As a loyal member of His Most Imperial Majesty's Royal Navy, I, of course, abhor pirates, which is why I don't play pirates on Facebook. I'd rather wear a shiny blue uniform than a gold earring and parrot. Last Saturday Jeff took me to Nauticus, a huge maritime museum in Norfolk Virginia, where the USS Wisconsin is parked, to see the Real Pirates! exhibit. It was cold and windy and miserable, which are three of the best reasons I can think of for traipsing around a museum exhibit.
The Real Pirates! exhibit is hosted by the National Geographic Society. It is comprised solely of artifacts lifted from the Whydda (say it like a Southerner saying "widow" --widda) which went down in 1717. Originally built to be a slave ship, the Whydda was captured by Sam Bellamy of New England, an out of work sailor who turned pirate so he could earn enough money to marry his sweetheart. Unfortunately the ship sank on his way back to Cape Cod. I'll let you read about the rest of it on the website. Nauticus has actually hired some real pirates, the Moody Crewe, to come and set up their gear every other Saturday and explain things to guests, letting them touch original tools and guns. I was hard pressed not to point out the inaccuracies of their clothes (one guy was, I swear, wearing his Civil War shirt), but they did make me snigger.
What made me laugh the most though was Jeff's careful examination of a model of the ship: "Why does it have a British flag on it along with a Jolly Roger?" I replied, merrily, "Oh, to confuse the enemy. 'Hum, hum, hum, just a British ship, here we are, being British, just sailing---OH NOES, WE'RE REALLY PIRATES HAHAHAHAHAHAHA, GIVE US YOUR BOOTY.'"
I can see why people like pirates, just as long as you remember that pirates are not Johnny Depp in eyeliner. Pirates are apparently a very democratic crew, but they like to kill and pillage and drink far more than is good for anyone's health.
I'm in a better mood today...I came home to two emails about the Billy Lee project, one with an attachment that contained all the sources mentioning Lee. Love historians so much.

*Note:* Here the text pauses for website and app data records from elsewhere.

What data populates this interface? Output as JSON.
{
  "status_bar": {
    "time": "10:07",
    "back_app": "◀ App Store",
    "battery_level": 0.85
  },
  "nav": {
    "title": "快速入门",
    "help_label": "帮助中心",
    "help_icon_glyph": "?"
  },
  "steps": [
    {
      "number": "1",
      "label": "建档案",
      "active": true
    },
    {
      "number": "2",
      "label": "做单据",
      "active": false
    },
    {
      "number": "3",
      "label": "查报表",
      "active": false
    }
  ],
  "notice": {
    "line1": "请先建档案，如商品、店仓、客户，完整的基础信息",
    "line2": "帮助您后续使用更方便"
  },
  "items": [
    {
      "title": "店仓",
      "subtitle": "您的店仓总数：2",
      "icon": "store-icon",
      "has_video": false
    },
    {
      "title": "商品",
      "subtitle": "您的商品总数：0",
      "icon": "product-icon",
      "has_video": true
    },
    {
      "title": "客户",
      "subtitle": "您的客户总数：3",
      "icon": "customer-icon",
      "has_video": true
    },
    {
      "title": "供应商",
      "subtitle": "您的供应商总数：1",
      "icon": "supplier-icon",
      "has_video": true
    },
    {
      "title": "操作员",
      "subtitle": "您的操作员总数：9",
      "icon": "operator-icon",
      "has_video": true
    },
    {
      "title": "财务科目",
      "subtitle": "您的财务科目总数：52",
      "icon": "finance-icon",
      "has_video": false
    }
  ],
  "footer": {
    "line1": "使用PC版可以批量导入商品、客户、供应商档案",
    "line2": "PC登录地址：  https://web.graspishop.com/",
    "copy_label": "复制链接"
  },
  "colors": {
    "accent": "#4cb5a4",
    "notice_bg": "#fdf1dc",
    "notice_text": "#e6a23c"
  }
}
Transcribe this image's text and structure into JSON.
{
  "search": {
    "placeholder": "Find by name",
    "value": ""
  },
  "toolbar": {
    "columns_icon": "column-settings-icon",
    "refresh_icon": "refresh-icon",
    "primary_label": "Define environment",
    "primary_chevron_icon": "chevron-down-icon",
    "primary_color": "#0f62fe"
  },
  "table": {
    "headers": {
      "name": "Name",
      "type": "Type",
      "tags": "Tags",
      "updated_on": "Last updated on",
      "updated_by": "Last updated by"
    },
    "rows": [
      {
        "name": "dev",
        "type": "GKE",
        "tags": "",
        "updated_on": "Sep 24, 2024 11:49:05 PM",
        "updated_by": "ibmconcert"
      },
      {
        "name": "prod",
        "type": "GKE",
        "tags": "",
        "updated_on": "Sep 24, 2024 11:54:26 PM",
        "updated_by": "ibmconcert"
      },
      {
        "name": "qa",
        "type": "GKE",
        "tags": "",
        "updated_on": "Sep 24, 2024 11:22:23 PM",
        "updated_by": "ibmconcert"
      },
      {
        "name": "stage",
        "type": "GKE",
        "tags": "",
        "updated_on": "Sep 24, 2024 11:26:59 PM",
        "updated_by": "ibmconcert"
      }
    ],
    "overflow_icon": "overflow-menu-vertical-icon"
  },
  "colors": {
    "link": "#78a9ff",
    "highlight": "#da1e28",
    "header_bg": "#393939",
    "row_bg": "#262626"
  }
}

You get someone who shares your passion, and you can geek out for hours. I also got an email from a person at CW, saying how the play what I wrote for them has a "sparkle we haven't seen in the evening programs before." Ooooh, I'm gonna print that out and put it in my journal. Little bit o' praise goes a long way.